What you have to do
Find "Serialize everything readable" in the entries below; copy that line through the last, exactly, with no pictures.

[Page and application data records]
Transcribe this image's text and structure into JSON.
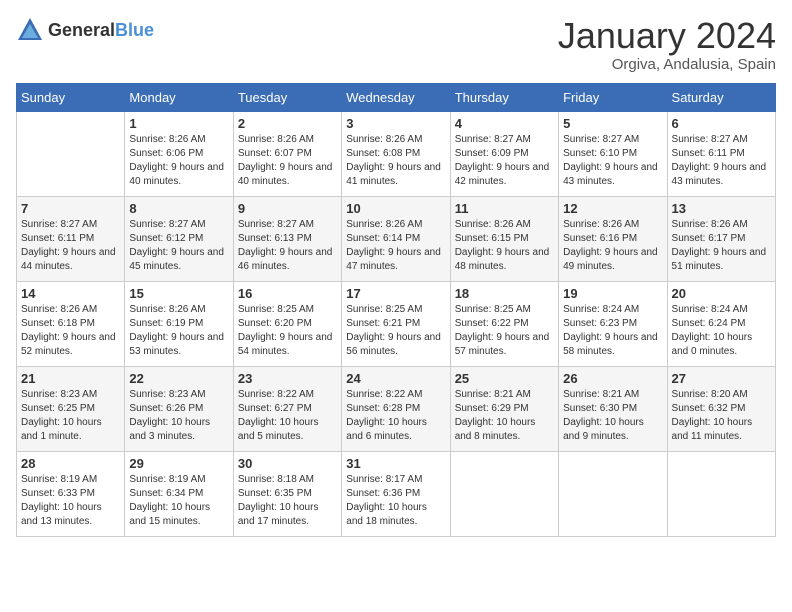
{
  "logo": {
    "text_general": "General",
    "text_blue": "Blue"
  },
  "header": {
    "month": "January 2024",
    "location": "Orgiva, Andalusia, Spain"
  },
  "weekdays": [
    "Sunday",
    "Monday",
    "Tuesday",
    "Wednesday",
    "Thursday",
    "Friday",
    "Saturday"
  ],
  "weeks": [
    [
      {
        "day": "",
        "sunrise": "",
        "sunset": "",
        "daylight": ""
      },
      {
        "day": "1",
        "sunrise": "Sunrise: 8:26 AM",
        "sunset": "Sunset: 6:06 PM",
        "daylight": "Daylight: 9 hours and 40 minutes."
      },
      {
        "day": "2",
        "sunrise": "Sunrise: 8:26 AM",
        "sunset": "Sunset: 6:07 PM",
        "daylight": "Daylight: 9 hours and 40 minutes."
      },
      {
        "day": "3",
        "sunrise": "Sunrise: 8:26 AM",
        "sunset": "Sunset: 6:08 PM",
        "daylight": "Daylight: 9 hours and 41 minutes."
      },
      {
        "day": "4",
        "sunrise": "Sunrise: 8:27 AM",
        "sunset": "Sunset: 6:09 PM",
        "daylight": "Daylight: 9 hours and 42 minutes."
      },
      {
        "day": "5",
        "sunrise": "Sunrise: 8:27 AM",
        "sunset": "Sunset: 6:10 PM",
        "daylight": "Daylight: 9 hours and 43 minutes."
      },
      {
        "day": "6",
        "sunrise": "Sunrise: 8:27 AM",
        "sunset": "Sunset: 6:11 PM",
        "daylight": "Daylight: 9 hours and 43 minutes."
      }
    ],
    [
      {
        "day": "7",
        "sunrise": "Sunrise: 8:27 AM",
        "sunset": "Sunset: 6:11 PM",
        "daylight": "Daylight: 9 hours and 44 minutes."
      },
      {
        "day": "8",
        "sunrise": "Sunrise: 8:27 AM",
        "sunset": "Sunset: 6:12 PM",
        "daylight": "Daylight: 9 hours and 45 minutes."
      },
      {
        "day": "9",
        "sunrise": "Sunrise: 8:27 AM",
        "sunset": "Sunset: 6:13 PM",
        "daylight": "Daylight: 9 hours and 46 minutes."
      },
      {
        "day": "10",
        "sunrise": "Sunrise: 8:26 AM",
        "sunset": "Sunset: 6:14 PM",
        "daylight": "Daylight: 9 hours and 47 minutes."
      },
      {
        "day": "11",
        "sunrise": "Sunrise: 8:26 AM",
        "sunset": "Sunset: 6:15 PM",
        "daylight": "Daylight: 9 hours and 48 minutes."
      },
      {
        "day": "12",
        "sunrise": "Sunrise: 8:26 AM",
        "sunset": "Sunset: 6:16 PM",
        "daylight": "Daylight: 9 hours and 49 minutes."
      },
      {
        "day": "13",
        "sunrise": "Sunrise: 8:26 AM",
        "sunset": "Sunset: 6:17 PM",
        "daylight": "Daylight: 9 hours and 51 minutes."
      }
    ],
    [
      {
        "day": "14",
        "sunrise": "Sunrise: 8:26 AM",
        "sunset": "Sunset: 6:18 PM",
        "daylight": "Daylight: 9 hours and 52 minutes."
      },
      {
        "day": "15",
        "sunrise": "Sunrise: 8:26 AM",
        "sunset": "Sunset: 6:19 PM",
        "daylight": "Daylight: 9 hours and 53 minutes."
      },
      {
        "day": "16",
        "sunrise": "Sunrise: 8:25 AM",
        "sunset": "Sunset: 6:20 PM",
        "daylight": "Daylight: 9 hours and 54 minutes."
      },
      {
        "day": "17",
        "sunrise": "Sunrise: 8:25 AM",
        "sunset": "Sunset: 6:21 PM",
        "daylight": "Daylight: 9 hours and 56 minutes."
      },
      {
        "day": "18",
        "sunrise": "Sunrise: 8:25 AM",
        "sunset": "Sunset: 6:22 PM",
        "daylight": "Daylight: 9 hours and 57 minutes."
      },
      {
        "day": "19",
        "sunrise": "Sunrise: 8:24 AM",
        "sunset": "Sunset: 6:23 PM",
        "daylight": "Daylight: 9 hours and 58 minutes."
      },
      {
        "day": "20",
        "sunrise": "Sunrise: 8:24 AM",
        "sunset": "Sunset: 6:24 PM",
        "daylight": "Daylight: 10 hours and 0 minutes."
      }
    ],
    [
      {
        "day": "21",
        "sunrise": "Sunrise: 8:23 AM",
        "sunset": "Sunset: 6:25 PM",
        "daylight": "Daylight: 10 hours and 1 minute."
      },
      {
        "day": "22",
        "sunrise": "Sunrise: 8:23 AM",
        "sunset": "Sunset: 6:26 PM",
        "daylight": "Daylight: 10 hours and 3 minutes."
      },
      {
        "day": "23",
        "sunrise": "Sunrise: 8:22 AM",
        "sunset": "Sunset: 6:27 PM",
        "daylight": "Daylight: 10 hours and 5 minutes."
      },
      {
        "day": "24",
        "sunrise": "Sunrise: 8:22 AM",
        "sunset": "Sunset: 6:28 PM",
        "daylight": "Daylight: 10 hours and 6 minutes."
      },
      {
        "day": "25",
        "sunrise": "Sunrise: 8:21 AM",
        "sunset": "Sunset: 6:29 PM",
        "daylight": "Daylight: 10 hours and 8 minutes."
      },
      {
        "day": "26",
        "sunrise": "Sunrise: 8:21 AM",
        "sunset": "Sunset: 6:30 PM",
        "daylight": "Daylight: 10 hours and 9 minutes."
      },
      {
        "day": "27",
        "sunrise": "Sunrise: 8:20 AM",
        "sunset": "Sunset: 6:32 PM",
        "daylight": "Daylight: 10 hours and 11 minutes."
      }
    ],
    [
      {
        "day": "28",
        "sunrise": "Sunrise: 8:19 AM",
        "sunset": "Sunset: 6:33 PM",
        "daylight": "Daylight: 10 hours and 13 minutes."
      },
      {
        "day": "29",
        "sunrise": "Sunrise: 8:19 AM",
        "sunset": "Sunset: 6:34 PM",
        "daylight": "Daylight: 10 hours and 15 minutes."
      },
      {
        "day": "30",
        "sunrise": "Sunrise: 8:18 AM",
        "sunset": "Sunset: 6:35 PM",
        "daylight": "Daylight: 10 hours and 17 minutes."
      },
      {
        "day": "31",
        "sunrise": "Sunrise: 8:17 AM",
        "sunset": "Sunset: 6:36 PM",
        "daylight": "Daylight: 10 hours and 18 minutes."
      },
      {
        "day": "",
        "sunrise": "",
        "sunset": "",
        "daylight": ""
      },
      {
        "day": "",
        "sunrise": "",
        "sunset": "",
        "daylight": ""
      },
      {
        "day": "",
        "sunrise": "",
        "sunset": "",
        "daylight": ""
      }
    ]
  ]
}
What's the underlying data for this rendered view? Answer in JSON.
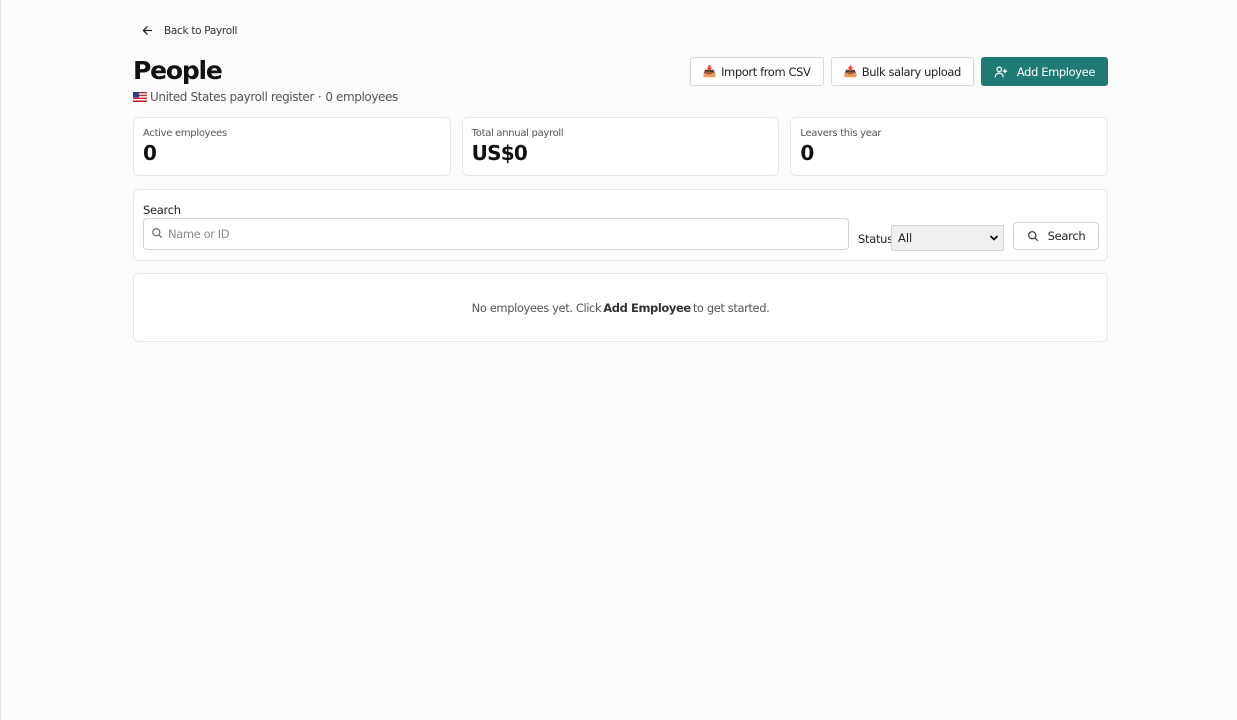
{
  "nav": {
    "back_label": "Back to Payroll"
  },
  "header": {
    "title": "People",
    "country_flag": "us-flag-icon",
    "subtitle_country": "United States payroll register",
    "subtitle_separator": "·",
    "subtitle_count": "0 employees"
  },
  "actions": {
    "import_icon": "📥",
    "import_label": "Import from CSV",
    "bulk_icon": "📤",
    "bulk_label": "Bulk salary upload",
    "add_label": "Add Employee"
  },
  "stats": [
    {
      "label": "Active employees",
      "value": "0"
    },
    {
      "label": "Total annual payroll",
      "value": "US$0"
    },
    {
      "label": "Leavers this year",
      "value": "0"
    }
  ],
  "filters": {
    "search_label": "Search",
    "search_placeholder": "Name or ID",
    "search_value": "",
    "status_label": "Status",
    "status_selected": "All",
    "search_button": "Search"
  },
  "empty_state": {
    "prefix": "No employees yet. Click",
    "highlight": "Add Employee",
    "suffix": "to get started."
  },
  "colors": {
    "primary": "#1f7a73",
    "background": "#fbfbfb",
    "card_border": "#e8e8e8"
  }
}
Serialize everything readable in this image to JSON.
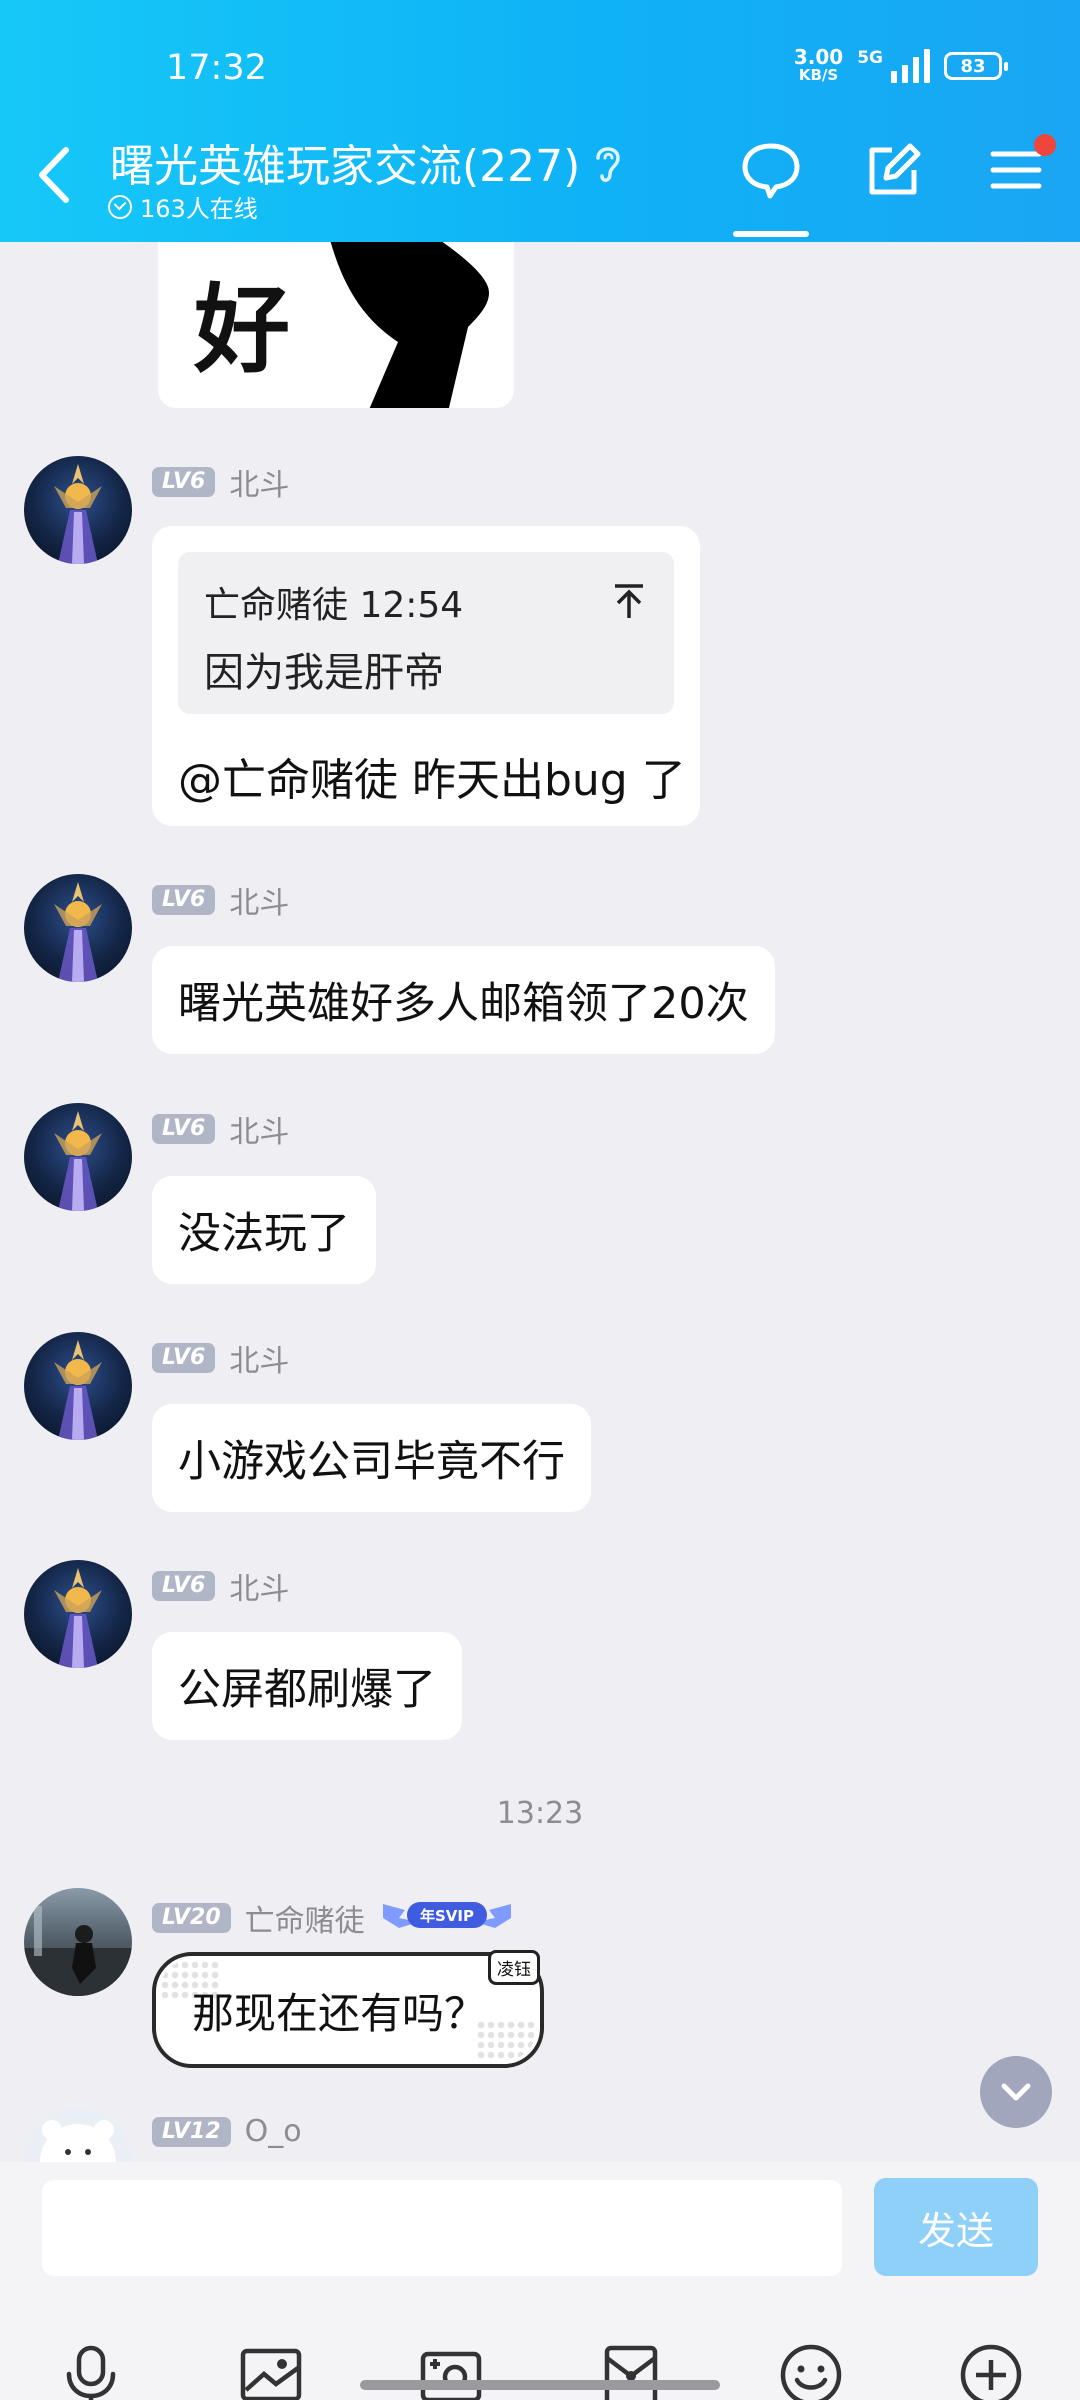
{
  "status": {
    "time": "17:32",
    "net_speed": "3.00",
    "net_unit": "KB/S",
    "network": "5G",
    "battery": "83"
  },
  "header": {
    "title": "曙光英雄玩家交流(227)",
    "online": "163人在线"
  },
  "sticker": {
    "char": "好"
  },
  "messages": [
    {
      "level": "LV6",
      "name": "北斗",
      "quote_author": "亡命赌徒",
      "quote_time": "12:54",
      "quote_text": "因为我是肝帝",
      "text": "@亡命赌徒 昨天出bug 了"
    },
    {
      "level": "LV6",
      "name": "北斗",
      "text": "曙光英雄好多人邮箱领了20次"
    },
    {
      "level": "LV6",
      "name": "北斗",
      "text": "没法玩了"
    },
    {
      "level": "LV6",
      "name": "北斗",
      "text": "小游戏公司毕竟不行"
    },
    {
      "level": "LV6",
      "name": "北斗",
      "text": "公屏都刷爆了"
    }
  ],
  "time_divider": "13:23",
  "special_message": {
    "level": "LV20",
    "name": "亡命赌徒",
    "badge": "年SVIP",
    "bubble_tag": "凌钰",
    "text": "那现在还有吗？"
  },
  "partial_message": {
    "level": "LV12",
    "name": "O_o"
  },
  "input": {
    "placeholder": "",
    "send_label": "发送"
  },
  "toolbar": [
    "microphone-icon",
    "image-icon",
    "camera-icon",
    "red-packet-icon",
    "emoji-icon",
    "plus-icon"
  ],
  "colors": {
    "header": "#16c8f8",
    "send_button": "#8ed0f8",
    "level_badge": "#b1b6c7",
    "background": "#efeff3"
  }
}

Your solution
Serialize everything readable in this image to JSON.
{
  "status": {
    "time": "17:32",
    "net_speed": "3.00",
    "net_unit": "KB/S",
    "network": "5G",
    "battery": "83"
  },
  "header": {
    "title": "曙光英雄玩家交流(227)",
    "online": "163人在线"
  },
  "sticker": {
    "char": "好"
  },
  "messages": [
    {
      "level": "LV6",
      "name": "北斗",
      "quote_author": "亡命赌徒",
      "quote_time": "12:54",
      "quote_text": "因为我是肝帝",
      "text": "@亡命赌徒 昨天出bug 了"
    },
    {
      "level": "LV6",
      "name": "北斗",
      "text": "曙光英雄好多人邮箱领了20次"
    },
    {
      "level": "LV6",
      "name": "北斗",
      "text": "没法玩了"
    },
    {
      "level": "LV6",
      "name": "北斗",
      "text": "小游戏公司毕竟不行"
    },
    {
      "level": "LV6",
      "name": "北斗",
      "text": "公屏都刷爆了"
    }
  ],
  "time_divider": "13:23",
  "special_message": {
    "level": "LV20",
    "name": "亡命赌徒",
    "badge": "年SVIP",
    "bubble_tag": "凌钰",
    "text": "那现在还有吗？"
  },
  "partial_message": {
    "level": "LV12",
    "name": "O_o"
  },
  "input": {
    "placeholder": "",
    "send_label": "发送"
  },
  "toolbar": [
    "microphone-icon",
    "image-icon",
    "camera-icon",
    "red-packet-icon",
    "emoji-icon",
    "plus-icon"
  ],
  "colors": {
    "header": "#16c8f8",
    "send_button": "#8ed0f8",
    "level_badge": "#b1b6c7",
    "background": "#efeff3"
  }
}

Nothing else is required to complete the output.